━━━━━ Records supplied

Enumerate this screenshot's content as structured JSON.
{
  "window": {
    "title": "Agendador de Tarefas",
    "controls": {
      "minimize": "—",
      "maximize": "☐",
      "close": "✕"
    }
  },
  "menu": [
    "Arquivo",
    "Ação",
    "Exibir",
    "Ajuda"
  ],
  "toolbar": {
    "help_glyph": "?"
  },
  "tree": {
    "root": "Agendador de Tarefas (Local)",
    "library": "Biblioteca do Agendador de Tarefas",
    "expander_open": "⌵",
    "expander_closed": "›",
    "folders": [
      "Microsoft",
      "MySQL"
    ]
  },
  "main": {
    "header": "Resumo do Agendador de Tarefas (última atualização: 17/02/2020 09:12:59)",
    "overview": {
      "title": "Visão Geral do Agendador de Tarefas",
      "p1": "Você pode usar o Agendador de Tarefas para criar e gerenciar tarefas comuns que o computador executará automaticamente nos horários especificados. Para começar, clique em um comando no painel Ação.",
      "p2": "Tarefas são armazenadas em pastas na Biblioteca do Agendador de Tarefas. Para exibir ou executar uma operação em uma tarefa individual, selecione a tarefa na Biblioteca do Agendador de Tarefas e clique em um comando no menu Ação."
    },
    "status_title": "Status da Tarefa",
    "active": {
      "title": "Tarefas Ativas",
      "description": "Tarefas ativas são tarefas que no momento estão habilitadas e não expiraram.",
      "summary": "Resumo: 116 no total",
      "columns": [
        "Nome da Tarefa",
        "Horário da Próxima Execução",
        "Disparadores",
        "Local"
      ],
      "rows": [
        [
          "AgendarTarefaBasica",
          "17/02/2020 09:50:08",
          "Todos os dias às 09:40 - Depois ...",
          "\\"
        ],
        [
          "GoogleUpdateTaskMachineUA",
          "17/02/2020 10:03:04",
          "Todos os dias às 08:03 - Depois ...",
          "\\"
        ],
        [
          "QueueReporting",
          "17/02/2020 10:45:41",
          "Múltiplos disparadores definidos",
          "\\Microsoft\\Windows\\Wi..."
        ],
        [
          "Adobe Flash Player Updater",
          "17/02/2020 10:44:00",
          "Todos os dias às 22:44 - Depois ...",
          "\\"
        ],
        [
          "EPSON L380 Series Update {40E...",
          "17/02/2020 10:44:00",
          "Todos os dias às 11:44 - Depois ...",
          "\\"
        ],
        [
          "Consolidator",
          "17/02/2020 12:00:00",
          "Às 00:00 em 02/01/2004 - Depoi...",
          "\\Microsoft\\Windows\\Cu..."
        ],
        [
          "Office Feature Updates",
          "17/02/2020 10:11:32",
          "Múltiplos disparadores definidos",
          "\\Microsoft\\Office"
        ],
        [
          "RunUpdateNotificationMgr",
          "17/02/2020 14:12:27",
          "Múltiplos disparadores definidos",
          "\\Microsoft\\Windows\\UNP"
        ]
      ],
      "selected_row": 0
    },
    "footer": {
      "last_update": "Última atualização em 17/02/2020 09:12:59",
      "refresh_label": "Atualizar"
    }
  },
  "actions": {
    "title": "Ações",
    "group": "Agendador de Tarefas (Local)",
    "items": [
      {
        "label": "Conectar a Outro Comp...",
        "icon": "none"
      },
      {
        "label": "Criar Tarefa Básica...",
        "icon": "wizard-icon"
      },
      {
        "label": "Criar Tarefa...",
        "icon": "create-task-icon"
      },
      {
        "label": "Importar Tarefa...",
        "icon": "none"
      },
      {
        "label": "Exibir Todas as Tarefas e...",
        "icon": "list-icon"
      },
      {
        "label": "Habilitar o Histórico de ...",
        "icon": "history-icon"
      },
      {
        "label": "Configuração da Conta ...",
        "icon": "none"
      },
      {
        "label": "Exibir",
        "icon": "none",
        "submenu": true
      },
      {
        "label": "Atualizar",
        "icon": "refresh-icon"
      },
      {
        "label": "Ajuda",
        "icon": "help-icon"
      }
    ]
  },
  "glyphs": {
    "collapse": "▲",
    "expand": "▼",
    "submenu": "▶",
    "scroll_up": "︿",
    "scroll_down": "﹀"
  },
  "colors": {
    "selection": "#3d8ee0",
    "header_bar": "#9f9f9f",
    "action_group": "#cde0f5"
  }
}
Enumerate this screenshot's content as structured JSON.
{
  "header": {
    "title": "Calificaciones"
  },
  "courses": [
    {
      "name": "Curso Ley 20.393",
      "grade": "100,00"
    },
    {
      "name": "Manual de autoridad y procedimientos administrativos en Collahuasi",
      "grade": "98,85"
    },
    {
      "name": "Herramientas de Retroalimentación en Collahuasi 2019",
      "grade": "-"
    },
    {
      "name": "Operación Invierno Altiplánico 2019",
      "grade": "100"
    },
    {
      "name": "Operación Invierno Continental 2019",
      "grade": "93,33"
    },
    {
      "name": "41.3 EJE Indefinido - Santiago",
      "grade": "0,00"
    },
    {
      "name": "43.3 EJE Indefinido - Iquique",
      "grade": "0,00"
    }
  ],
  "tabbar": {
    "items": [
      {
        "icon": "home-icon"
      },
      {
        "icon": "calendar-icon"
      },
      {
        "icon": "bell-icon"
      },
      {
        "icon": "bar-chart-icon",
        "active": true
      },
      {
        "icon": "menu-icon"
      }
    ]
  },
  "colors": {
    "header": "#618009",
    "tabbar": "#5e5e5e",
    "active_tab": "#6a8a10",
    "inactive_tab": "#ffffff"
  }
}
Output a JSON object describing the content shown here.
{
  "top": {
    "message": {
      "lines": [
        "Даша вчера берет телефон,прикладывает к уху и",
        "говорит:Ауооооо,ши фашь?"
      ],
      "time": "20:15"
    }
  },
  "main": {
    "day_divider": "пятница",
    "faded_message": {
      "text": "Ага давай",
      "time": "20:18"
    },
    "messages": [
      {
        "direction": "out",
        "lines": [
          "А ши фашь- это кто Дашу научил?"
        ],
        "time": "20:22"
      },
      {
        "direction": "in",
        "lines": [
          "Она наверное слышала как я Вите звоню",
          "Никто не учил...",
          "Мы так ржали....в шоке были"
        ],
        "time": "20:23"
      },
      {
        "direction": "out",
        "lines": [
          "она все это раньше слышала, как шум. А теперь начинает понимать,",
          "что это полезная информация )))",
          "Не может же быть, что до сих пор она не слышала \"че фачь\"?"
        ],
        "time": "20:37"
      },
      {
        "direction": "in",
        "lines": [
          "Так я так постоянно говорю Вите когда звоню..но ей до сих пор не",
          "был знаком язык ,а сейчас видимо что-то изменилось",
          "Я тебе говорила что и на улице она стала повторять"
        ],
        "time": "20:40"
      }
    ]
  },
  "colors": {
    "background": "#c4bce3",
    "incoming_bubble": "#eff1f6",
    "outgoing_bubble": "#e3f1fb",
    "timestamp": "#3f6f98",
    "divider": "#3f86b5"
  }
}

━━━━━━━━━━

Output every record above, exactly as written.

*Problem solution:*
Enumerate this screenshot's content as structured JSON.
{
  "window": {
    "title": "Agendador de Tarefas",
    "controls": {
      "minimize": "—",
      "maximize": "☐",
      "close": "✕"
    }
  },
  "menu": [
    "Arquivo",
    "Ação",
    "Exibir",
    "Ajuda"
  ],
  "toolbar": {
    "help_glyph": "?"
  },
  "tree": {
    "root": "Agendador de Tarefas (Local)",
    "library": "Biblioteca do Agendador de Tarefas",
    "expander_open": "⌵",
    "expander_closed": "›",
    "folders": [
      "Microsoft",
      "MySQL"
    ]
  },
  "main": {
    "header": "Resumo do Agendador de Tarefas (última atualização: 17/02/2020 09:12:59)",
    "overview": {
      "title": "Visão Geral do Agendador de Tarefas",
      "p1": "Você pode usar o Agendador de Tarefas para criar e gerenciar tarefas comuns que o computador executará automaticamente nos horários especificados. Para começar, clique em um comando no painel Ação.",
      "p2": "Tarefas são armazenadas em pastas na Biblioteca do Agendador de Tarefas. Para exibir ou executar uma operação em uma tarefa individual, selecione a tarefa na Biblioteca do Agendador de Tarefas e clique em um comando no menu Ação."
    },
    "status_title": "Status da Tarefa",
    "active": {
      "title": "Tarefas Ativas",
      "description": "Tarefas ativas são tarefas que no momento estão habilitadas e não expiraram.",
      "summary": "Resumo: 116 no total",
      "columns": [
        "Nome da Tarefa",
        "Horário da Próxima Execução",
        "Disparadores",
        "Local"
      ],
      "rows": [
        [
          "AgendarTarefaBasica",
          "17/02/2020 09:50:08",
          "Todos os dias às 09:40 - Depois ...",
          "\\"
        ],
        [
          "GoogleUpdateTaskMachineUA",
          "17/02/2020 10:03:04",
          "Todos os dias às 08:03 - Depois ...",
          "\\"
        ],
        [
          "QueueReporting",
          "17/02/2020 10:45:41",
          "Múltiplos disparadores definidos",
          "\\Microsoft\\Windows\\Wi..."
        ],
        [
          "Adobe Flash Player Updater",
          "17/02/2020 10:44:00",
          "Todos os dias às 22:44 - Depois ...",
          "\\"
        ],
        [
          "EPSON L380 Series Update {40E...",
          "17/02/2020 10:44:00",
          "Todos os dias às 11:44 - Depois ...",
          "\\"
        ],
        [
          "Consolidator",
          "17/02/2020 12:00:00",
          "Às 00:00 em 02/01/2004 - Depoi...",
          "\\Microsoft\\Windows\\Cu..."
        ],
        [
          "Office Feature Updates",
          "17/02/2020 10:11:32",
          "Múltiplos disparadores definidos",
          "\\Microsoft\\Office"
        ],
        [
          "RunUpdateNotificationMgr",
          "17/02/2020 14:12:27",
          "Múltiplos disparadores definidos",
          "\\Microsoft\\Windows\\UNP"
        ]
      ],
      "selected_row": 0
    },
    "footer": {
      "last_update": "Última atualização em 17/02/2020 09:12:59",
      "refresh_label": "Atualizar"
    }
  },
  "actions": {
    "title": "Ações",
    "group": "Agendador de Tarefas (Local)",
    "items": [
      {
        "label": "Conectar a Outro Comp...",
        "icon": "none"
      },
      {
        "label": "Criar Tarefa Básica...",
        "icon": "wizard-icon"
      },
      {
        "label": "Criar Tarefa...",
        "icon": "create-task-icon"
      },
      {
        "label": "Importar Tarefa...",
        "icon": "none"
      },
      {
        "label": "Exibir Todas as Tarefas e...",
        "icon": "list-icon"
      },
      {
        "label": "Habilitar o Histórico de ...",
        "icon": "history-icon"
      },
      {
        "label": "Configuração da Conta ...",
        "icon": "none"
      },
      {
        "label": "Exibir",
        "icon": "none",
        "submenu": true
      },
      {
        "label": "Atualizar",
        "icon": "refresh-icon"
      },
      {
        "label": "Ajuda",
        "icon": "help-icon"
      }
    ]
  },
  "glyphs": {
    "collapse": "▲",
    "expand": "▼",
    "submenu": "▶",
    "scroll_up": "︿",
    "scroll_down": "﹀"
  },
  "colors": {
    "selection": "#3d8ee0",
    "header_bar": "#9f9f9f",
    "action_group": "#cde0f5"
  }
}
Enumerate this screenshot's content as structured JSON.
{
  "header": {
    "title": "Calificaciones"
  },
  "courses": [
    {
      "name": "Curso Ley 20.393",
      "grade": "100,00"
    },
    {
      "name": "Manual de autoridad y procedimientos administrativos en Collahuasi",
      "grade": "98,85"
    },
    {
      "name": "Herramientas de Retroalimentación en Collahuasi 2019",
      "grade": "-"
    },
    {
      "name": "Operación Invierno Altiplánico 2019",
      "grade": "100"
    },
    {
      "name": "Operación Invierno Continental 2019",
      "grade": "93,33"
    },
    {
      "name": "41.3 EJE Indefinido - Santiago",
      "grade": "0,00"
    },
    {
      "name": "43.3 EJE Indefinido - Iquique",
      "grade": "0,00"
    }
  ],
  "tabbar": {
    "items": [
      {
        "icon": "home-icon"
      },
      {
        "icon": "calendar-icon"
      },
      {
        "icon": "bell-icon"
      },
      {
        "icon": "bar-chart-icon",
        "active": true
      },
      {
        "icon": "menu-icon"
      }
    ]
  },
  "colors": {
    "header": "#618009",
    "tabbar": "#5e5e5e",
    "active_tab": "#6a8a10",
    "inactive_tab": "#ffffff"
  }
}
Output a JSON object describing the content shown here.
{
  "top": {
    "message": {
      "lines": [
        "Даша вчера берет телефон,прикладывает к уху и",
        "говорит:Ауооооо,ши фашь?"
      ],
      "time": "20:15"
    }
  },
  "main": {
    "day_divider": "пятница",
    "faded_message": {
      "text": "Ага давай",
      "time": "20:18"
    },
    "messages": [
      {
        "direction": "out",
        "lines": [
          "А ши фашь- это кто Дашу научил?"
        ],
        "time": "20:22"
      },
      {
        "direction": "in",
        "lines": [
          "Она наверное слышала как я Вите звоню",
          "Никто не учил...",
          "Мы так ржали....в шоке были"
        ],
        "time": "20:23"
      },
      {
        "direction": "out",
        "lines": [
          "она все это раньше слышала, как шум. А теперь начинает понимать,",
          "что это полезная информация )))",
          "Не может же быть, что до сих пор она не слышала \"че фачь\"?"
        ],
        "time": "20:37"
      },
      {
        "direction": "in",
        "lines": [
          "Так я так постоянно говорю Вите когда звоню..но ей до сих пор не",
          "был знаком язык ,а сейчас видимо что-то изменилось",
          "Я тебе говорила что и на улице она стала повторять"
        ],
        "time": "20:40"
      }
    ]
  },
  "colors": {
    "background": "#c4bce3",
    "incoming_bubble": "#eff1f6",
    "outgoing_bubble": "#e3f1fb",
    "timestamp": "#3f6f98",
    "divider": "#3f86b5"
  }
}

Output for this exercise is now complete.